As the on campus student population continues to grow, the MU library system is looking to revitalize its spaces with more study rooms and tech integration.
For years, efforts have been underway to relocate The State Historical Society of Missouri from its residence in the east wing of Ellis Library. In August, this became a reality when the new Center for Missouri Studies was unveiled and became the headquarters for the organization.
Now, the SHSMO’s former location in Ellis Library will be transformed into the new Student Experience Center as a part of MU’s five-year capital plan, and would replace the Student Success Center on Lowry Mall.
This project is part of the MU library system’s collective effort to connect students directly with resources and centralize their location on campus, according to Shannon Cary, communications officer of MU Libraries.
“When it comes to space, we tend to be talking about student space and what’s the best use of our space so that they can be successful in learning at the university,” Cary said.“I think really as we look at spaces moving forward a lot of what we’ve discussed is flexibility of space because there isn’t one type of student doing one type of work.”
Surveys conducted by the library system have shown that students want a balance between quiet study spaces and group meeting rooms, according to Cary. Group spaces in particular have grown in popularity over the years, which has led to an increase in reservable study rooms across campus.
Additionally, library administration is looking to integrate more technology and related resources throughout these spaces.
“The digital media lab is one of the big things we’ve added in last just year or two so that we have spaces for video recording, podcasting, software for editing, VR technology,” Cary said. “That’s something that we’re moving towards and increasing availability of that type of technology.”
While journalism students have often had access to resources like these, this push is designed to give all students greater access to multimedia technology that is often incorporated into classes. However, in order to add all of these modern features to the library system, one thing has to go: the books.
For years the MU library system has been quietly relocating large portions of its collection to an off-campus site located on Lemone Industrial Boulevard. These print materials are still available upon request but have been relocated as the circulation of print materials has declined.
Library administration has also been working with the architecture firm Shepley Bulfinch on potential ways to remodel pre-existing spaces. There has been, however, some pushback to removing print materials from the libraries.

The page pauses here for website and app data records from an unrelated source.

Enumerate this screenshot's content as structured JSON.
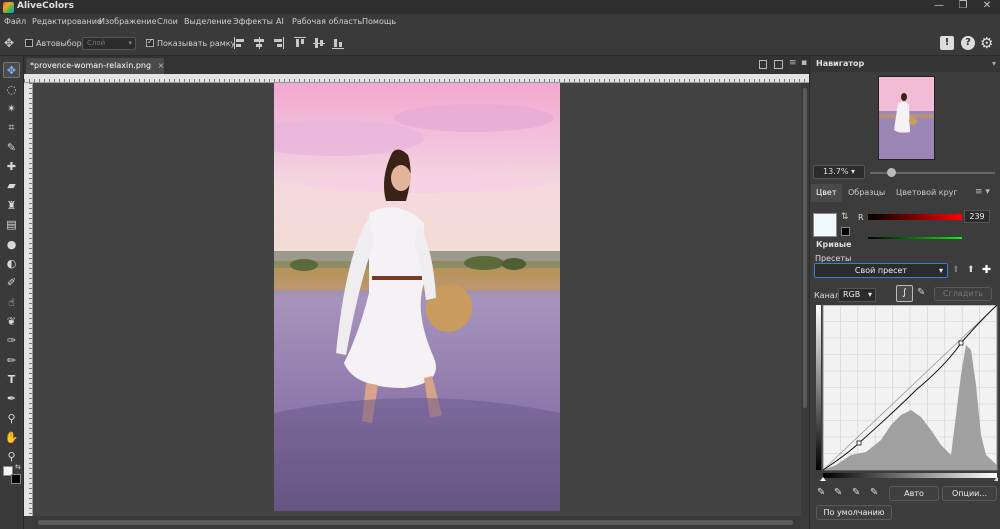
{
  "app": {
    "title": "AliveColors"
  },
  "window_controls": {
    "minimize": "—",
    "maximize": "❐",
    "close": "✕"
  },
  "menu": [
    "Файл",
    "Редактирование",
    "Изображение",
    "Слои",
    "Выделение",
    "Эффекты",
    "AI",
    "Рабочая область",
    "Помощь"
  ],
  "options": {
    "autoselect_label": "Автовыбор",
    "autoselect_checked": false,
    "layer_combo": "Слой",
    "show_frame_label": "Показывать рамку",
    "show_frame_checked": true,
    "right_icons": [
      "!",
      "?",
      "⚙"
    ]
  },
  "document": {
    "tab_title": "*provence-woman-relaxin.png",
    "tab_close": "×"
  },
  "navigator": {
    "title": "Навигатор",
    "zoom": "13.7%"
  },
  "color_panel": {
    "tabs": [
      "Цвет",
      "Образцы",
      "Цветовой круг"
    ],
    "channel_r_label": "R",
    "r_value": "239",
    "g_value": "249",
    "g_value_fraction": 0.98
  },
  "curves": {
    "title": "Кривые",
    "presets_label": "Пресеты",
    "preset_value": "Свой пресет",
    "channel_label": "Канал",
    "channel_value": "RGB",
    "smooth_button": "Сгладить",
    "auto_button": "Авто",
    "options_button": "Опции...",
    "default_button": "По умолчанию"
  },
  "colors": {
    "accent": "#3f7bd1",
    "panel_bg": "#3c3c3c",
    "dark_bg": "#2f2f2f"
  }
}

Some students and faculty have voiced concern to housing large portions of the libraries’ collection off-site and would prefer to keep them located on campus.
“My preference of a library is how I described: rows of books and little nooks to study in and not so much open tables,” freshman Bailey Martin said. “If they’re getting rid of books and putting them someplace else just to have another coffee shop or more comfortable seating or more computers then I think it’s no longer a library; it’s just a place to study.”

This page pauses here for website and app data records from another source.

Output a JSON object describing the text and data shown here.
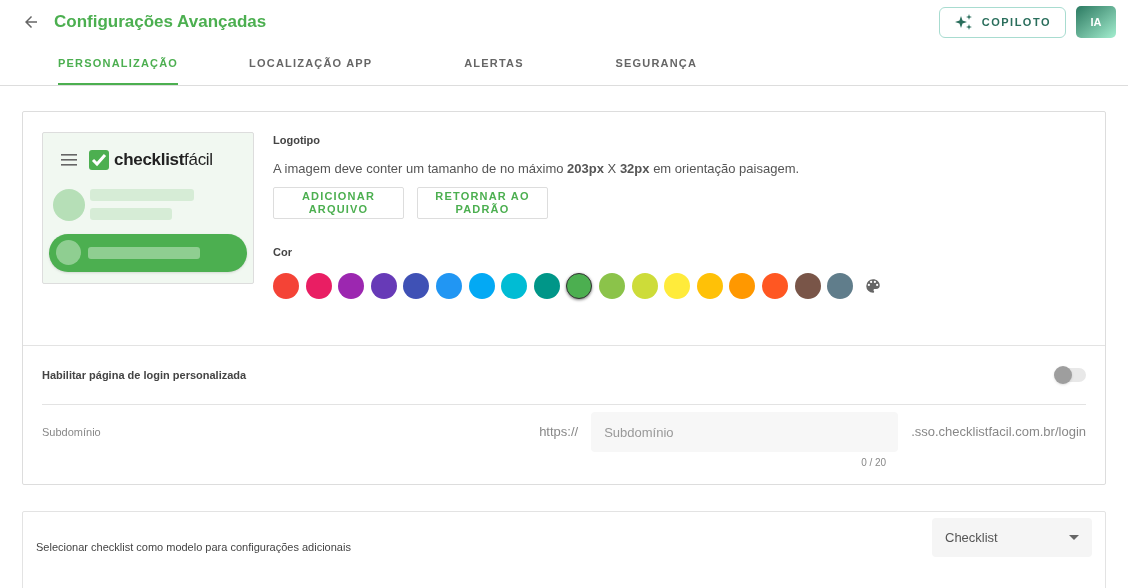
{
  "header": {
    "title": "Configurações Avançadas",
    "copilot_button": "COPILOTO",
    "avatar": "IA"
  },
  "tabs": [
    {
      "label": "PERSONALIZAÇÃO",
      "selected": true
    },
    {
      "label": "LOCALIZAÇÃO APP",
      "selected": false
    },
    {
      "label": "ALERTAS",
      "selected": false
    },
    {
      "label": "SEGURANÇA",
      "selected": false
    }
  ],
  "logo_preview": {
    "logo_text": "**checklist**fácil"
  },
  "logo": {
    "label": "Logotipo",
    "description": "A imagem deve conter um tamanho de no máximo **203px** X **32px** em orientação paisagem.",
    "buttons": [
      "ADICIONAR ARQUIVO",
      "RETORNAR AO PADRÃO"
    ]
  },
  "color": {
    "label": "Cor",
    "swatches": [
      {
        "color": "#f44336",
        "selected": false
      },
      {
        "color": "#e91e63",
        "selected": false
      },
      {
        "color": "#9c27b0",
        "selected": false
      },
      {
        "color": "#673ab7",
        "selected": false
      },
      {
        "color": "#3f51b5",
        "selected": false
      },
      {
        "color": "#2196f3",
        "selected": false
      },
      {
        "color": "#03a9f4",
        "selected": false
      },
      {
        "color": "#00bcd4",
        "selected": false
      },
      {
        "color": "#009688",
        "selected": false
      },
      {
        "color": "#4caf50",
        "selected": true
      },
      {
        "color": "#8bc34a",
        "selected": false
      },
      {
        "color": "#cddc39",
        "selected": false
      },
      {
        "color": "#ffeb3b",
        "selected": false
      },
      {
        "color": "#ffc107",
        "selected": false
      },
      {
        "color": "#ff9800",
        "selected": false
      },
      {
        "color": "#ff5722",
        "selected": false
      },
      {
        "color": "#795548",
        "selected": false
      },
      {
        "color": "#607d8b",
        "selected": false
      }
    ]
  },
  "custom_login": {
    "label": "Habilitar página de login personalizada",
    "on": false
  },
  "subdomain": {
    "label": "Subdomínio",
    "prefix": "https://",
    "placeholder": "Subdomínio",
    "counter": "0 / 20",
    "suffix": ".sso.checklistfacil.com.br/login"
  },
  "template": {
    "label": "Selecionar checklist como modelo para configurações adicionais",
    "select_value": "Checklist"
  }
}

Recently, the MU Sustainability Office tweeted a link to an article from The Atlantic aimed at promoting discussion about the modernization of college libraries. The article reveals how many college students just want the simple, traditional features of a library without new amenities or tech integration. Additionally, it touches on how the advent of the internet has brought back concerns on the longevity of print materials.
However, the MU library system is still committed to upholding its primary roles. While the off-site depository of print materials will likely expand, the library system would still retain relevant and timely print materials for students and faculty, especially with subject areas in which print materials are invaluable. Additionally, the libraries would still assist in locating materials and providing research help, but potentially moving it online through chats.

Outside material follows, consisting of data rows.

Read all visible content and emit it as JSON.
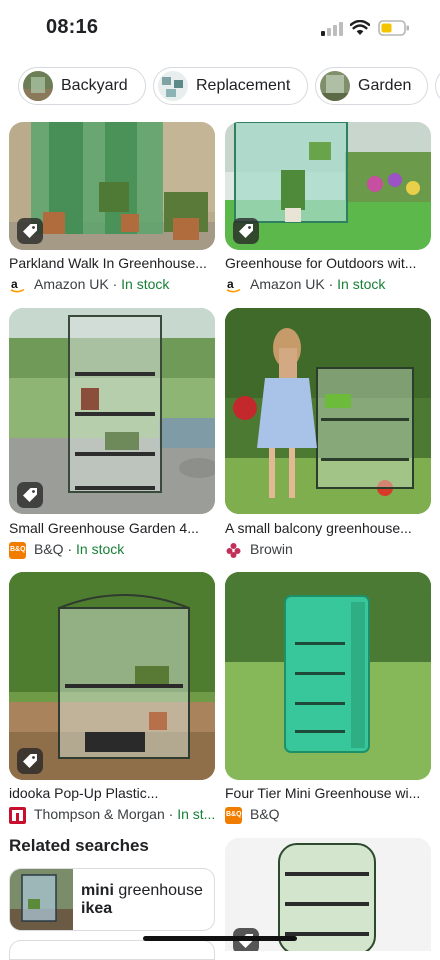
{
  "status_bar": {
    "time": "08:16"
  },
  "chips": [
    {
      "label": "Backyard"
    },
    {
      "label": "Replacement"
    },
    {
      "label": "Garden"
    }
  ],
  "results": [
    {
      "title": "Parkland Walk In Greenhouse...",
      "source": "Amazon UK",
      "stock": "In stock"
    },
    {
      "title": "Greenhouse for Outdoors wit...",
      "source": "Amazon UK",
      "stock": "In stock"
    },
    {
      "title": "Small Greenhouse Garden 4...",
      "source": "B&Q",
      "stock": "In stock"
    },
    {
      "title": "A small balcony greenhouse...",
      "source": "Browin",
      "stock": ""
    },
    {
      "title": "idooka Pop-Up Plastic...",
      "source": "Thompson & Morgan",
      "stock": "In st..."
    },
    {
      "title": "Four Tier Mini Greenhouse wi...",
      "source": "B&Q",
      "stock": ""
    }
  ],
  "stock_separator": " · ",
  "logos": {
    "bq": "B&Q"
  },
  "related": {
    "title": "Related searches",
    "items": [
      {
        "bold": "mini",
        "rest": " greenhouse",
        "bold2": "ikea"
      }
    ]
  },
  "colors": {
    "in_stock": "#188038",
    "bq_orange": "#f07d00",
    "amazon_orange": "#ff9900"
  }
}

“We’re going to work with our space planners, we’re going to work with administration, and we’re going to talk to our students and then we’ll make a decision on what works best for our students,” Cary said. “But I imagine that we will continue to do a lot of the traditional things while providing new technology and new spaces.”
Edited by Ben Scott | firstname.lastname@example.org